As material culture students, however, the group were keen to prevent me from speculation about what objects might represent. They sought evidence to demonstrate a link between an object and a concept. It is not sufficient to identify an object as domestic and therefore locate it in a home and link it to a feeling rooted in domesticity. These students are training to think from the object outwards, something that historians like me have to be reminded to do. We have to ask a range of questions of the objects. Does the archaeological record show that this kind of object was present in homes? Was it mass produced? How did it get to the home? Where was it made, sold, advertised, bought? What did owners say about such objects? It is possible to contextualise an object in contemporary attitudes about the home and idealisations or criticisms of it, but all the time the materiality of the object, whether table, hearth, textile, or bed, needs to be kept in view.

I think the seminar ended with some important conclusions that the materiality of domesticity was rooted in the appearance, creation and use of domestic objects.  People bought some objects to decorate and use in their homes because they were novel or fashionable and helped show to others that their home fulfilled idealised notions of domesticity. Other objects, particularly textiles, literally embodied domesticity because they were made by family members, or used by them, smelled like or felt like them.  Here a history of the senses as well as the emotions could be used to advantage. We decided that there are two aspects to domesticity, therefore. One is the ‘collective’ and the other nostalgia. People shared ideas about what a home was and what it represented to its members and society (a cultural collective) and consciously used objects to materially demonstrate this.  Domesticity was also individualised, however, and frequently bound up with memory – especially that form of memory which we define as nostalgia. Objects associated with domesticity could be imbued with positive emotions and kept (those with negative emotions might be discarded), ready to stir those feelings when required.

I want to end this post by returning to men and domesticity, for I am often struck by the way in which 19th and 20th century autobiographers remembered their fathers in a domestic setting and through a domestic object. Late in life Elizabeth Bryson remembered her father returned from work:

I ran to meet him when he came home, clung round his knees and swung on his hands and climbed up until he hoisted me on to his shoulder to enter the house in triumph. I was a great giant who had to stoop to get through the doors.

As Julie Marie Strange observes: ‘the emphasis on men’s provision as the key indicator of their contribution to family life has left fathers knocking at the door of home rather than embedding them in the dynamics within’.[3] The same thing can be said for men in general, and historians of material culture need to open that door and let them in.

[1] John Tosh, A Man’s Place: Masculinity and the Middle-class Home in Victorian England, Julie Marie Strange, (2013). Fatherhood, furniture and the interpersonal dynamics of working-class homes, c. 1870–1914. Urban History, 40, pp 271-286.

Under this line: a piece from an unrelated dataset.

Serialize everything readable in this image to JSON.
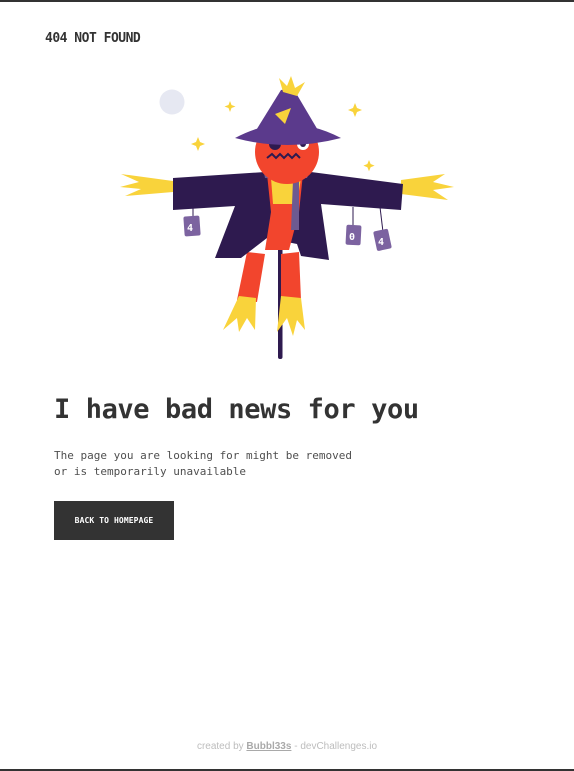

[2] Amanda Vickery, Behind Closed Doors: At Home in Georgian England, Karen Harvey, The Little Republic: Men and Domestic Authority in Eighteenth Century Britain.

[3] Strange, Fatherhood and Furniture, pp. 274, 275-6.